The Guardian aims its main blow at the October League and other Marxist-Leninists because, in the fight to overthrow U.S. imperialism, we fight at the same time to avoid falling prey to the other superpower.
The decline of U.S. imperialism in the world is an objective fact. Soviet social-imperialism is on the rise. It is already stronger militarily, especially in Europe, the focus of contention between the two superpowers. Everywhere in the world it is not only infiltrating, but aggressively expanding and preparing to move in. It is the main source of the threat of world war. Its “socialist” label and its big lie of “detente” still deceive many people, just as Hitler did. These, too, are objective facts. This is why, in the concrete world situation of today, Soviet social-imperialism has become the more dangerous of the two rival imperialist superpowers. Of the two principal enemies of the peoples of the world today, the USSR is the main danger. In our propaganda and agitation work, we hammer home these objective facts.
The Guardian, by contrast, in concert with the revisionists, praises such deeds as the instigation of civil war and occupation of Angola as “proletarian internationalist aid” and similar euphemisms.
Does our opposition to the other imperialist superpower bring us in to “alliance” with U.S. imperialism? Nonsense! Our line is solidarity with the struggles of the world’s people against both superpowers. Our line heightens the revolutionary consciousness of the masses and raises the level of preparation against imperialist world war. Our line combats the pacifist and reformist illusions spread in the working class by the bourgeoisie and teaches genuine internationalism. This line alone can train and consolidate the vanguard of the working class, which will lead the struggle to turn the imperialist war into a civil war, into revolution. We aim our main blow against the revisionists who attempt to sidetrack the revolutionary struggle into the bloody dead-end street of reformism and capitulation. This is the only way to ensure that the struggle to overthrow U.S. imperialism, our “own” ruling class, will be victorious.
It is not we who play into the hand of U.S. imperialism, but those who cover up the source and danger of imperialist war, who grossly magnify the power of U.S. imperialism in the world, who promote unity with revisionism and Soviet social-imperialism, and who are trying with every means at their command to prevent a genuine communist (Marxist-Leninist) party from being born. If the editors of the Guardian wish to see who props up U.S. imperialism and delays its revolutionary overthrow, they should examine themselves and their allies.
The overwhelming majority of Marxist-Leninists will certainly agree with Irwin Silber’s conclusion in his June 4 speech that the differences between his line and our line are irreconcilable and allow no compromise. That is why the Guardian editors as political figures, and their newspaper as an organized force (such as it is), can no longer be considered as a part of the Marxist-Leninist movement.

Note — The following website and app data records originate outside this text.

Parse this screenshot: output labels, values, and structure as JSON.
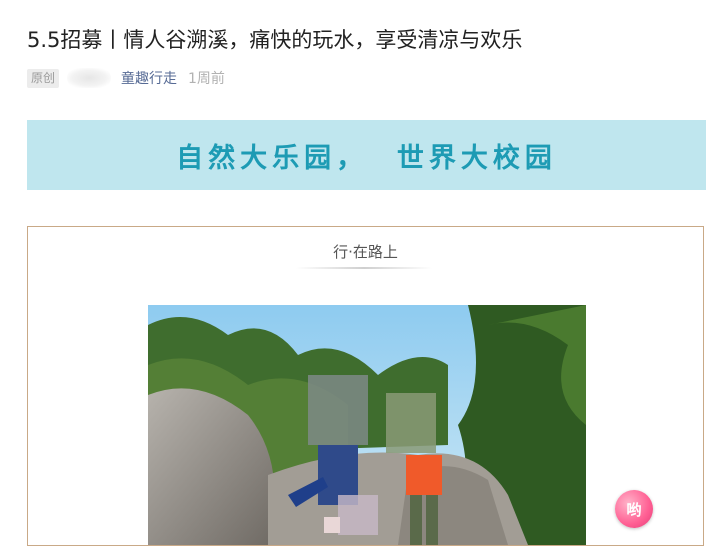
{
  "article": {
    "title": "5.5招募丨情人谷溯溪，痛快的玩水，享受清凉与欢乐",
    "original_badge": "原创",
    "author": "童趣行走",
    "time": "1周前"
  },
  "banner": {
    "text": "自然大乐园，  世界大校园"
  },
  "section": {
    "title": "行·在路上"
  },
  "floating_logo": {
    "text": "哟"
  },
  "colors": {
    "banner_bg": "#bfe6ee",
    "banner_text": "#1d9bb4",
    "author_link": "#576b95",
    "frame_border": "#c9a987"
  }
}
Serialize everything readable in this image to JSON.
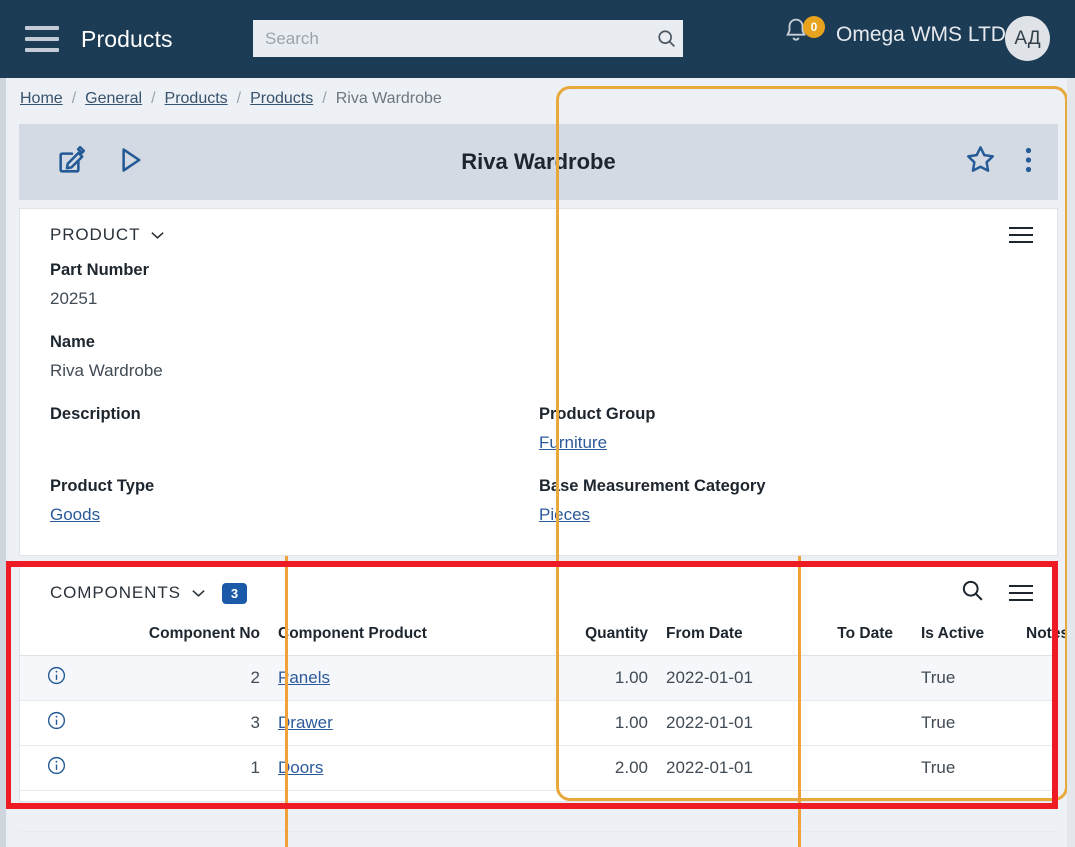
{
  "topbar": {
    "menu_icon": "hamburger-icon",
    "app_title": "Products",
    "search": {
      "value": "",
      "placeholder": "Search",
      "icon": "search-icon"
    },
    "notifications": {
      "icon": "bell-icon",
      "count": "0",
      "badge_color": "#e8a31e"
    },
    "company": "Omega WMS LTD",
    "avatar_initials": "АД",
    "bg_color": "#1c3b54"
  },
  "breadcrumb": {
    "items": [
      {
        "label": "Home",
        "link": true
      },
      {
        "label": "General",
        "link": true
      },
      {
        "label": "Products",
        "link": true
      },
      {
        "label": "Products",
        "link": true
      },
      {
        "label": "Riva Wardrobe",
        "link": false
      }
    ],
    "separator": "/"
  },
  "record_titlebar": {
    "title": "Riva Wardrobe",
    "left_icons": [
      "edit-icon",
      "run-icon"
    ],
    "right_icons": [
      "favorite-star-icon",
      "more-options-icon"
    ],
    "bg_color": "#d3dae4"
  },
  "product_section": {
    "title": "PRODUCT",
    "collapse_icon": "chevron-down-icon",
    "menu_icon": "hamburger-small-icon",
    "fields": [
      {
        "label": "Part Number",
        "value": "20251",
        "link": false
      },
      {
        "label": "Name",
        "value": "Riva Wardrobe",
        "link": false
      },
      {
        "label": "Description",
        "value": "",
        "link": false
      },
      {
        "label": "Product Type",
        "value": "Goods",
        "link": true
      },
      {
        "label": "Product Group",
        "value": "Furniture",
        "link": true
      },
      {
        "label": "Base Measurement Category",
        "value": "Pieces",
        "link": true
      }
    ]
  },
  "components_section": {
    "title": "COMPONENTS",
    "collapse_icon": "chevron-down-icon",
    "count": "3",
    "search_icon": "search-icon",
    "menu_icon": "hamburger-small-icon",
    "columns": [
      "",
      "Component No",
      "Component Product",
      "Quantity",
      "From Date",
      "To Date",
      "Is Active",
      "Notes"
    ],
    "rows": [
      {
        "info_icon": "info-icon",
        "component_no": "2",
        "component_product": "Panels",
        "quantity": "1.00",
        "from_date": "2022-01-01",
        "to_date": "",
        "is_active": "True",
        "notes": ""
      },
      {
        "info_icon": "info-icon",
        "component_no": "3",
        "component_product": "Drawer",
        "quantity": "1.00",
        "from_date": "2022-01-01",
        "to_date": "",
        "is_active": "True",
        "notes": ""
      },
      {
        "info_icon": "info-icon",
        "component_no": "1",
        "component_product": "Doors",
        "quantity": "2.00",
        "from_date": "2022-01-01",
        "to_date": "",
        "is_active": "True",
        "notes": ""
      }
    ]
  },
  "annotations": {
    "highlight_color": "#ee1b24",
    "pointer_color": "#e8a93c"
  }
}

The task now is to step up the exposure and struggle against the ideological influence of their line.
The Guardian editors summed up Silber’s speaking tour with its New York climax as indicating “a vast reservoir of political sentiment and cadres” for the Guardian’s line.
In reality, Silber’s speaking tour, including his final act of denying that the Soviet Union is imperialist at all, is only welcomed by the revisionists and Trotskyites.